Pee-khan or Pee-can?

This has been a good year for pecans on our farm. Pecan trees are infamous for alternate bearing, with a good crop year followed by a bad year.

Here’s the technical explanation of why this happens: Pecan trees are monoecious, which means they have male flowers and female flowers on the same tree. The blooms are wind-pollinated. Some trees are protogynous (female pistils open first) while others are protandrous (male catkins start shedding pollen before the pistils open). Pistils are borne on current season growth. Catkins are located on last season’s growth. (The catkins are those little twiggy things that make such a mess when they fall.) If there is heavy rainfall between the time the males release pollen and the females are ready to be pollinated, you can expect a poor crop of nuts. Some years the tree’s timing is off, with no good explanation. Since each tree has its own schedule, having trees of several different varieties provides a better opportunity for successful pollination. More than you wanted to know, right?
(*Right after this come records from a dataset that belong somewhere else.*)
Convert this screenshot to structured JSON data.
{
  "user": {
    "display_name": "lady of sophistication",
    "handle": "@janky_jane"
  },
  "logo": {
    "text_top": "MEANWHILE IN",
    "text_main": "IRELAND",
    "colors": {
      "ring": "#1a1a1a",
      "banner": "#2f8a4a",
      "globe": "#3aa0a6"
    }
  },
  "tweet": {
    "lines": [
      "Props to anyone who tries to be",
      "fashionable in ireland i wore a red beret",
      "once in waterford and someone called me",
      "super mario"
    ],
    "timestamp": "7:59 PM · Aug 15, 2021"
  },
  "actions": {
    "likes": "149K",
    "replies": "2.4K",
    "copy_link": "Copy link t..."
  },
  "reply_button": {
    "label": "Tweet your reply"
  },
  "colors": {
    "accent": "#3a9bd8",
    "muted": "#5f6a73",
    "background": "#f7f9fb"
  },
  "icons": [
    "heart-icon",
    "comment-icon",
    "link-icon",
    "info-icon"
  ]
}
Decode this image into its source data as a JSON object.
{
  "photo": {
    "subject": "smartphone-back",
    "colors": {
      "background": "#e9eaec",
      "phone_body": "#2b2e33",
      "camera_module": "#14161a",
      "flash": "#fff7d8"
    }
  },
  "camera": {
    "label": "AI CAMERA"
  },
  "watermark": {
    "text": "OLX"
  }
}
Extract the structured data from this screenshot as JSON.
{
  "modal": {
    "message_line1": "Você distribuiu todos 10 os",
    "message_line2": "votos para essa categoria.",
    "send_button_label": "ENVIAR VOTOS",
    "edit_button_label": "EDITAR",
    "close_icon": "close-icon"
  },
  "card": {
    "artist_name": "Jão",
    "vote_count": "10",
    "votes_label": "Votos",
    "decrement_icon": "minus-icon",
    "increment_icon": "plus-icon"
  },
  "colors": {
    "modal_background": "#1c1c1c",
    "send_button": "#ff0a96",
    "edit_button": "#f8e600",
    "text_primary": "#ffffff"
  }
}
Here is something you DO want to know. It’s the secret for perfectly toasted pecans. 1) Preheat oven to 350 degrees. 2) Line a baking sheet with parchment paper. 3) Spread two cups of nuts on the parchment. 4) Use a kitchen oil sprayer to spray all nuts with a fine mist of butter-flavored popcorn oil. Sprinkle with salt. 4) Bake 4 minutes. Remove from oven, stir and re-spread and lightly salt again. 5) Bake another 4 minutes. 6) Remove from oven and spread out on paper towels to cool. The nuts will continue to cook a bit after they are out of the oven, so wait until they’re completely cool to taste test. You can always add another minute if you like.  Yum.

Pecans 2017.JPG